Assigned task:
Filter the listing and keep only the lines with the word "color".

##### Excerpted data

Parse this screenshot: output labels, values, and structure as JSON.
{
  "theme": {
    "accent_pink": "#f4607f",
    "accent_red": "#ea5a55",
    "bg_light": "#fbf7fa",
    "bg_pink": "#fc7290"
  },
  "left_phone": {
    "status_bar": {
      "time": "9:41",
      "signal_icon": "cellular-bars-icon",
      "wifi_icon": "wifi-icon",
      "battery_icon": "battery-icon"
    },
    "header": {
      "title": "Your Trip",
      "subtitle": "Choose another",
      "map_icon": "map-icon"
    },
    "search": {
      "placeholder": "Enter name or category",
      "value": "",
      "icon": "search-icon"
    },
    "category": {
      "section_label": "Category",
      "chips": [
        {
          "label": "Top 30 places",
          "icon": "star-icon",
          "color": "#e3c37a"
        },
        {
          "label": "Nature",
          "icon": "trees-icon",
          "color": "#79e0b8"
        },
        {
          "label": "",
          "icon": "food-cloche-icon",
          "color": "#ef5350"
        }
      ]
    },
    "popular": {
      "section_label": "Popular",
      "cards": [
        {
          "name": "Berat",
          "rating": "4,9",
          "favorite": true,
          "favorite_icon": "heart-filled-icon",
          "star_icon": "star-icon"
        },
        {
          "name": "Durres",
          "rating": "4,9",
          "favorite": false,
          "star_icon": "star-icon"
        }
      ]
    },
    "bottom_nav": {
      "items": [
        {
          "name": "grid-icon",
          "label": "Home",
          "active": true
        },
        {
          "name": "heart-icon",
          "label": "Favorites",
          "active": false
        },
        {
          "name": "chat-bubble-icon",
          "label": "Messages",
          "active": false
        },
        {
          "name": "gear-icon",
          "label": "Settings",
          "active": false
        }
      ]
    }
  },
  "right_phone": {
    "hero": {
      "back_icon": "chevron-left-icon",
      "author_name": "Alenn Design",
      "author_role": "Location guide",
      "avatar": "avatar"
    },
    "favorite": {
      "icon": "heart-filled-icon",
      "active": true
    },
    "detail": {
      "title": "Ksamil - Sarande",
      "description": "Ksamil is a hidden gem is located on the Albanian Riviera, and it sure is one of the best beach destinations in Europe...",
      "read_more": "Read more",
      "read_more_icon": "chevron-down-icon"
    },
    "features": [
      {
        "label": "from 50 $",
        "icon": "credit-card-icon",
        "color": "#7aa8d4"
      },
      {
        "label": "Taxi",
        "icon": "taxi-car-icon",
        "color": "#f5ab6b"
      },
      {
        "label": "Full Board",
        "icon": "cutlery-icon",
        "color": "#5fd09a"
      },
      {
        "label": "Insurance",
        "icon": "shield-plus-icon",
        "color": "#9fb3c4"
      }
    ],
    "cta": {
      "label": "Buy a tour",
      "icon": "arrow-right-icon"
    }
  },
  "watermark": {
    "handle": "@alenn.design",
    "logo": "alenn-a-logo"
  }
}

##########

Exercise solution:
          "color": "#e3c37a"
          "color": "#79e0b8"
          "color": "#ef5350"
        "color": "#7aa8d4"
        "color": "#f5ab6b"
        "color": "#5fd09a"
        "color": "#9fb3c4"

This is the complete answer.